I’ll grant that a “statement win” is a thing players use to motivate or validate themselves, of course. We on the outside can roll our eyes at the notion, but we can’t know the minds of a major league player. If they think that they made a statement and it’s important to them, hey, it’s important to them. I’ll admit, however, that a statement loss is a new one to me:
Kolten Wong provided the basis of that headline. Here is what he said:
“I think we still made a statement. We were down 6-1 right off the bat. The game before, we were kind of in the same situation. We were tired of it,” second baseman Kolten Wong said. “Our pitchers have been our go-to these past few years. It was time for us to step up and I think we all kind of felt that, too. We just wanted to make this a game and show that we have our pitchers’ backs.”
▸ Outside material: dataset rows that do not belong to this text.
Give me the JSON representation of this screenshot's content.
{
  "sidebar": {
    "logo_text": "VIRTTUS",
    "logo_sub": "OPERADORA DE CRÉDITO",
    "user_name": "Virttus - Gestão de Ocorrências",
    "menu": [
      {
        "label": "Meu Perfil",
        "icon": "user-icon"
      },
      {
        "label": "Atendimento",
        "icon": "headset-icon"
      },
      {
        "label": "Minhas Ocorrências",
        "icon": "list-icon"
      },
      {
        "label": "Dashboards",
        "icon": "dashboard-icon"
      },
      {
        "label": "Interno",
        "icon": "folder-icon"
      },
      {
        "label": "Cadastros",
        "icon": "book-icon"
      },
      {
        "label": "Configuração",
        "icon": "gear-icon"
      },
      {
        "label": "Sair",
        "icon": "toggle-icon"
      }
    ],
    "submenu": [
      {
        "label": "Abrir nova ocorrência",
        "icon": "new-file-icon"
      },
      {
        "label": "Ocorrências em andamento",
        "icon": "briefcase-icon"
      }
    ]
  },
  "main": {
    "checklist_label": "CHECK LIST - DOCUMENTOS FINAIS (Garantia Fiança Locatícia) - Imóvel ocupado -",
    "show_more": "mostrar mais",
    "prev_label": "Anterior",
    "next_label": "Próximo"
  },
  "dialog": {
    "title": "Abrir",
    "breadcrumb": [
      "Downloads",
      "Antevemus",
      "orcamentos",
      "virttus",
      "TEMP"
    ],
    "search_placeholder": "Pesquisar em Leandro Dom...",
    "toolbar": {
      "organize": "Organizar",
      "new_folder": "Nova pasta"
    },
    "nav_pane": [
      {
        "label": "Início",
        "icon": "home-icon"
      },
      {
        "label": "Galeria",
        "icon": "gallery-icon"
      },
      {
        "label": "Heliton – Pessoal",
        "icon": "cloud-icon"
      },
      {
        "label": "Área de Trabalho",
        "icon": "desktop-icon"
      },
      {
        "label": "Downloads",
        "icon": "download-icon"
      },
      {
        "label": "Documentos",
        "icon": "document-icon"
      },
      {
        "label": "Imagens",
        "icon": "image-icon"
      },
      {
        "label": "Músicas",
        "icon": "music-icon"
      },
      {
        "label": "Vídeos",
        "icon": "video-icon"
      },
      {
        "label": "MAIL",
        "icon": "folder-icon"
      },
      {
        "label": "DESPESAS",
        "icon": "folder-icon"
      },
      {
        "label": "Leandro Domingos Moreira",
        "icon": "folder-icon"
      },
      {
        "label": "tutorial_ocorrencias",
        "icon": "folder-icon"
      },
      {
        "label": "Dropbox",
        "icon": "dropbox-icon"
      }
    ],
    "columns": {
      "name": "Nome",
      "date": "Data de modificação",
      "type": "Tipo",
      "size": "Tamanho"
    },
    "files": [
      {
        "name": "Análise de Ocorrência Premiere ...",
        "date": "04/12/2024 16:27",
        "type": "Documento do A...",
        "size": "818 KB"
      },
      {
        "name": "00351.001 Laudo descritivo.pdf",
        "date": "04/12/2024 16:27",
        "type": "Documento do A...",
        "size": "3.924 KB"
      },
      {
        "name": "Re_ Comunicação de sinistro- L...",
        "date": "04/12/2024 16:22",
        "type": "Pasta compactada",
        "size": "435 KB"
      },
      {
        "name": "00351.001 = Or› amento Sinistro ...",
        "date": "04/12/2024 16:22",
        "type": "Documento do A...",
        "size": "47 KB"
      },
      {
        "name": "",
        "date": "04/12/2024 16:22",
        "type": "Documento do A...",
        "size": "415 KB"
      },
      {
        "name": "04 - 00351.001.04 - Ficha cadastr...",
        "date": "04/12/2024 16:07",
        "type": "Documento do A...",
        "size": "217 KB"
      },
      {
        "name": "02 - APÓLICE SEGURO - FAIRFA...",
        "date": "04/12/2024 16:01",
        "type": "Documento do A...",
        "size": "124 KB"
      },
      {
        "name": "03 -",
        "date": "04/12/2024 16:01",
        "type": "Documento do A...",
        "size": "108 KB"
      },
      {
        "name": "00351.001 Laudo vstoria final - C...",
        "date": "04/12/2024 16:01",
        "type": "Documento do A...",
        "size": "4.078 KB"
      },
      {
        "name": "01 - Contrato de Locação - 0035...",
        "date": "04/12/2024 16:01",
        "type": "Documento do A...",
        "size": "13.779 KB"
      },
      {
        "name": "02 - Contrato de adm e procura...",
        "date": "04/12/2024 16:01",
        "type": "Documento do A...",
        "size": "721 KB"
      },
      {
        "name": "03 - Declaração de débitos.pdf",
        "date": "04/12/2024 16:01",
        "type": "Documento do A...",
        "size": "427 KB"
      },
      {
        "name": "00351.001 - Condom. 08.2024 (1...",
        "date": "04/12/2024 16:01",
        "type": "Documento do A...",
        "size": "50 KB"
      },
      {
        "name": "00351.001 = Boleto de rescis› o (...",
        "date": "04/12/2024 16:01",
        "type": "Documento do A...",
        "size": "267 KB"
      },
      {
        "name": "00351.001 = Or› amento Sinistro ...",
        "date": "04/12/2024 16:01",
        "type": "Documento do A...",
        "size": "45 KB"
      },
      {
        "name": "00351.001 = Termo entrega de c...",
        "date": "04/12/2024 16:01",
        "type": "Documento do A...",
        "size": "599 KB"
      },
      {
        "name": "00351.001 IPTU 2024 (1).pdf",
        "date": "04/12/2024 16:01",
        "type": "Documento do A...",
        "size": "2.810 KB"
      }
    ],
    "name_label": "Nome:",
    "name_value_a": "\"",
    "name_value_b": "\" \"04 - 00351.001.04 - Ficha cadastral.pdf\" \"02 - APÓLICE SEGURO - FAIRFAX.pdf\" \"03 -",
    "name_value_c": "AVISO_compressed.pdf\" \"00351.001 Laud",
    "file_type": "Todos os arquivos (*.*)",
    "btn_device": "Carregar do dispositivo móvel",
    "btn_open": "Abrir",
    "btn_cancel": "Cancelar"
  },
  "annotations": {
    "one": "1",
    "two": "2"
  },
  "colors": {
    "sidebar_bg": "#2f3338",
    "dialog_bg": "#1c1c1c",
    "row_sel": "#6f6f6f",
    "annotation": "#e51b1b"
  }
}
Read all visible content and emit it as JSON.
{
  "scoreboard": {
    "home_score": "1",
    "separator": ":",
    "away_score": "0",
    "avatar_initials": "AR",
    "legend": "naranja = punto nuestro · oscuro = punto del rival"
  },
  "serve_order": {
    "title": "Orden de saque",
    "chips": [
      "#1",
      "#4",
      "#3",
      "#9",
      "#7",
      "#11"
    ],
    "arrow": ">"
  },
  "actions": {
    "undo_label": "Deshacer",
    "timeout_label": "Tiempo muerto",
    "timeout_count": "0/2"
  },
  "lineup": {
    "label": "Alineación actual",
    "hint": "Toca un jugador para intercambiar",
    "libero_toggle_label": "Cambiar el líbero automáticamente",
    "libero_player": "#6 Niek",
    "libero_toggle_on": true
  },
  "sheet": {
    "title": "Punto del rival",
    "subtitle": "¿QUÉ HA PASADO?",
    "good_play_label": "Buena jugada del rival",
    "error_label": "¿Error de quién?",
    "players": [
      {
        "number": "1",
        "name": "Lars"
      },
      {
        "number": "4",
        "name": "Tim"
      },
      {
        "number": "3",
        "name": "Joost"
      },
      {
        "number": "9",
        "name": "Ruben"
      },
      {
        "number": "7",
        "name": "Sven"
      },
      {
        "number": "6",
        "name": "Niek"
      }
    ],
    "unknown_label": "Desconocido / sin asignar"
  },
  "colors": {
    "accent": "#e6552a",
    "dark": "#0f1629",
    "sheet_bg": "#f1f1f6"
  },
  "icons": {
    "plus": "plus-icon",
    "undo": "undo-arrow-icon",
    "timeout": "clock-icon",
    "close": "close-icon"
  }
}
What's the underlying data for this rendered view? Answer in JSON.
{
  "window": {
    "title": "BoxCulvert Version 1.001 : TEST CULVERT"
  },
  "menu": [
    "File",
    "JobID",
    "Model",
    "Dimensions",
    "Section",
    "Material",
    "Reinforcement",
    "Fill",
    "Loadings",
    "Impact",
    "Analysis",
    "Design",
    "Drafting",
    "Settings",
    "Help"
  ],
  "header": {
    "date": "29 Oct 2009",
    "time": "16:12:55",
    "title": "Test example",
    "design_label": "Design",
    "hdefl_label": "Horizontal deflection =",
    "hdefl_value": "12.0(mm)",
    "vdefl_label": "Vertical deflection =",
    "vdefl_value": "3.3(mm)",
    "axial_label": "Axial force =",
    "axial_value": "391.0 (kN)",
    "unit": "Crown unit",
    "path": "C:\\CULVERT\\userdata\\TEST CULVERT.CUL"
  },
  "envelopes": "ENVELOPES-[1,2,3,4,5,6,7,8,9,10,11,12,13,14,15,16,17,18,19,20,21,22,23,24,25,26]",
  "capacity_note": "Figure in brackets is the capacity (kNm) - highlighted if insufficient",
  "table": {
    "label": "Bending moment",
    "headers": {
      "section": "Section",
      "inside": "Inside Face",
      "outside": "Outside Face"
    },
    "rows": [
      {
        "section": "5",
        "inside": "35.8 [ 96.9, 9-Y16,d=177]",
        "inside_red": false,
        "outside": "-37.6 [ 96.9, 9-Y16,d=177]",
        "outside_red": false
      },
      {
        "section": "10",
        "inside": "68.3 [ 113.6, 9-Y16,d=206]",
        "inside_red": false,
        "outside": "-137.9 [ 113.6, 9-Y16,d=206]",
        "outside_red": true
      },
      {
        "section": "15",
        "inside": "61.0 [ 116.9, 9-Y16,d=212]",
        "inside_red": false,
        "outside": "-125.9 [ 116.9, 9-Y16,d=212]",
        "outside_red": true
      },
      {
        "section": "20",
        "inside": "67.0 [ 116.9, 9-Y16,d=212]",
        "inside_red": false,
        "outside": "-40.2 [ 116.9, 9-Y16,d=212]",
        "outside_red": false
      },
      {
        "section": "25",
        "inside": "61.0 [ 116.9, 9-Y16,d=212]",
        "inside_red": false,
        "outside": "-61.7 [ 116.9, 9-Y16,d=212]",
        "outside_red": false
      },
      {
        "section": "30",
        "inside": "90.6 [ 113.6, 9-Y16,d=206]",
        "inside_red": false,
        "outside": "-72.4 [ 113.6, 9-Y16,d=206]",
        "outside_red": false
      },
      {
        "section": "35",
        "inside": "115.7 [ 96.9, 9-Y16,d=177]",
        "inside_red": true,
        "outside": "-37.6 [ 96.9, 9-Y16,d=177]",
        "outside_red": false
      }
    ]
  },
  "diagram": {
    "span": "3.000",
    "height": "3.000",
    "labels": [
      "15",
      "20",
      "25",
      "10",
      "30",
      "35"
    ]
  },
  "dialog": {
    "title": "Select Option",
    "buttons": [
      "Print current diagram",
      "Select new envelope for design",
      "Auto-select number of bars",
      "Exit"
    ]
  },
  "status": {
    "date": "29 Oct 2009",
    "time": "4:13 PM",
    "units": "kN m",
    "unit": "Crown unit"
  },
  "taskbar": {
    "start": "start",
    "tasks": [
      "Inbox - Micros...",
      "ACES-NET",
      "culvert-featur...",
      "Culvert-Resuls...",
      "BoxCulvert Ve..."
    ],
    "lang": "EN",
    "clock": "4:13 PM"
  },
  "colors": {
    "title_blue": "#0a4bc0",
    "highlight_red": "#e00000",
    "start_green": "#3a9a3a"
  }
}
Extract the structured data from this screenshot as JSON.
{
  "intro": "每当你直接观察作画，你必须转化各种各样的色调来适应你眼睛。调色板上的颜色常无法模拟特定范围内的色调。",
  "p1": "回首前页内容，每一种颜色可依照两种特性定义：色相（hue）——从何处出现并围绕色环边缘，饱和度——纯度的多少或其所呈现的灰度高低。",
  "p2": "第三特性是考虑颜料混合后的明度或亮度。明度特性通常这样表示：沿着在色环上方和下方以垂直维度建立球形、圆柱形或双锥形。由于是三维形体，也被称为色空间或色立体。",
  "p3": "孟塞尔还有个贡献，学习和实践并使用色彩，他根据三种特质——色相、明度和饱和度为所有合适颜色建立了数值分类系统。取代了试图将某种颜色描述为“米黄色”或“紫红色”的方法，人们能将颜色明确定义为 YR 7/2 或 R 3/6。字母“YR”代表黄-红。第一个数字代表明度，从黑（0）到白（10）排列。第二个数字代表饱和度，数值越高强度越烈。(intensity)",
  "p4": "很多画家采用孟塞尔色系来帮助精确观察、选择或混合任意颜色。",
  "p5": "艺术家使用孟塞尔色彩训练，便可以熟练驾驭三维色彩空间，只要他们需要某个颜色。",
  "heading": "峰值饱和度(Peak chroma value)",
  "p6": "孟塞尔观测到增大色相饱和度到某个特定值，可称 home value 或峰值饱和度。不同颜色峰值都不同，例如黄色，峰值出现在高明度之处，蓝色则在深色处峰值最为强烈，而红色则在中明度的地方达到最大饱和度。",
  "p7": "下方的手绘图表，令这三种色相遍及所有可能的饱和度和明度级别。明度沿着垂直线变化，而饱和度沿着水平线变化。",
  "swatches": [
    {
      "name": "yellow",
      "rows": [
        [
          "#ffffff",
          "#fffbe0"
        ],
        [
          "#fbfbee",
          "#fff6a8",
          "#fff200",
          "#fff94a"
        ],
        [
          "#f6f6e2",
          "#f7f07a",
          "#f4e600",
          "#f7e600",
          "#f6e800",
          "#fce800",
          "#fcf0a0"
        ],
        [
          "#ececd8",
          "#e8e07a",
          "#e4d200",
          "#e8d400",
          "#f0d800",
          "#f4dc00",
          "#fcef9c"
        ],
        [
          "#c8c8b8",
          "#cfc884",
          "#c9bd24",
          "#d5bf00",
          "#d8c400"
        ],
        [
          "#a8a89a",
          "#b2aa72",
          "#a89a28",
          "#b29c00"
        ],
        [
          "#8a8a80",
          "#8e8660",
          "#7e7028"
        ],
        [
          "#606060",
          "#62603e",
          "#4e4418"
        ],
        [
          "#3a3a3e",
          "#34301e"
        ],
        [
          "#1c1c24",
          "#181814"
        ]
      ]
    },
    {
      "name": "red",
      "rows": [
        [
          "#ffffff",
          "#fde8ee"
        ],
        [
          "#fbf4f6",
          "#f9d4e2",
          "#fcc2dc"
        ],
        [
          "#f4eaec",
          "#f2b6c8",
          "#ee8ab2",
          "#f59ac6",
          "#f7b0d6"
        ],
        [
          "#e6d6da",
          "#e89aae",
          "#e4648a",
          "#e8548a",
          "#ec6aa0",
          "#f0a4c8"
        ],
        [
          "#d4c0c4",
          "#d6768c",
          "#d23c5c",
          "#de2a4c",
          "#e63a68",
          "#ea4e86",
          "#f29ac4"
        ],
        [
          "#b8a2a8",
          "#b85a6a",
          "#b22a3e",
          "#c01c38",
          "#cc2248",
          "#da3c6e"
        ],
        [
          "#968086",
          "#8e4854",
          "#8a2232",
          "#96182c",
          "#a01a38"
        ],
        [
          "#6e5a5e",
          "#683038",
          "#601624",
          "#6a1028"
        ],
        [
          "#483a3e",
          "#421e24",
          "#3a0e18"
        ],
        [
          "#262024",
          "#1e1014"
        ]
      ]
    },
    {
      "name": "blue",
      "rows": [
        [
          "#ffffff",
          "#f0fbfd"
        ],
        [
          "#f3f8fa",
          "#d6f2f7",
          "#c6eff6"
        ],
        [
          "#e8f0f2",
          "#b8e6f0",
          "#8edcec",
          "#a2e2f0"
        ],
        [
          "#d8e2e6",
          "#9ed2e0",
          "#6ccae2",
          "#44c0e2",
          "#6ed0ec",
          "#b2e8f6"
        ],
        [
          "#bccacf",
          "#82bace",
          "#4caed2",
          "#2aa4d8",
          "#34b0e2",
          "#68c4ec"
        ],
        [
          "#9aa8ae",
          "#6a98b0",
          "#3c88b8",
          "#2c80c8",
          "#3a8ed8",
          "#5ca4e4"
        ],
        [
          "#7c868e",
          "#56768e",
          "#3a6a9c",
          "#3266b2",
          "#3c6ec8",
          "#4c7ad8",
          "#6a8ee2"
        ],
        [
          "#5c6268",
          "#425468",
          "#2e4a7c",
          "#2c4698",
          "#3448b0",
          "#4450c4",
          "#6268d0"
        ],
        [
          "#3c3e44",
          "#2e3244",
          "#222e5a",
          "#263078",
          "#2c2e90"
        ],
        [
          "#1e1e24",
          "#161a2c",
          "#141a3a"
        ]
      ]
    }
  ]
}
In context it makes sense. A moral victory, as it were. They got to one of the best pitchers in the game after finding themselves down by several runs thanks to their starting pitching betraying them. The hitters didn’t go into a shell when most folks would excuse them for doing so against a guy like Jake Arrieta.
Makes sense and no judgments here. Moral victories matter. Still, it’s hard not to chuckle at the headline. I can’t remember a big leaguer talking quite that way after a loss.
The Dodgers have been mulling this for a long time, but they just announced that they plan on calling up top prospect Julio Urias. He’ll be making his major league debut against the Mets tomorrow evening in New York.
Urias is just 19 years-old, but he’s shown that he’s ready for the bigs. In eight Triple-A games this year — seven starts — he’s 4-1 with a 1.10 ERA and a K/BB ratio of 44/8 in 41 innings. He has tossed 27-straight scoreless innings to boot. While the Dodgers and Urias’ agent are understandably wary of giving the young man too much work too soon, he has nothing left to prove at Oklahoma City.
Urias turns 20 in August. Tomorrow night he will become the first teenager to debut in the majors since 2012 when Dylan Bundy, Bryce Harper, Manny Machado, and Jurickson Profar each made their debuts.
Richard Dietsch of Sports Illustrated reports that Fox officials asked Vin Scully if he wanted to work the All-Star Game, be it calling the full game, doing an inning, making a guest appearance or whatever. Scully, though appreciative, said no thanks.
We’ve been over this, but for however much it might make people happy for Scully to make this kind of national appearance, there’s nothing in his history or in his apparent nature that would make such a thing appeal to Scully. For as much as an institution he has become, he still thinks of himself as an employee who calls Dodgers games, goes home and that is that. He has shown considerable discomfort, however politely he has communicated it, at being treated as something different or more special than that. And that’s before you remember that (a) it would be a totally different setup for him which would require a lot of extra work; and (b) the All-Star Break is a time when most baseball people take a couple of days off.
As I said the last time we discussed this, if baseball at large wants to give Scully some sort of national sendoff, the best bet would be for the powers that be to figure out how to get the final Dodgers games of the season nationally televised without blackout restrictions. That way we can all watch him doing his thing, in his element, for a final time without it being gimmicky.
We wrote recently that the hoodie Brad Ausmus was wearing during his May 16th ejection from a Tigers game was up for auction. Ausmus removed the hoodie during his little rant and draped it over home plate, fomenting both an ejection and a suspension. For what it’s worth, the Tigers are 6-2 since the incident, so go Ausmus Rage.
Anyway, the auction for the hoodie has closed and a winning bid declared. The bid: $5,010. The proceeds will go to the Tiny Tigers t-ball program funded by the Detroit Tigers Foundation and the Detroit Police Athletic League.
Who says rage is a negative emotion?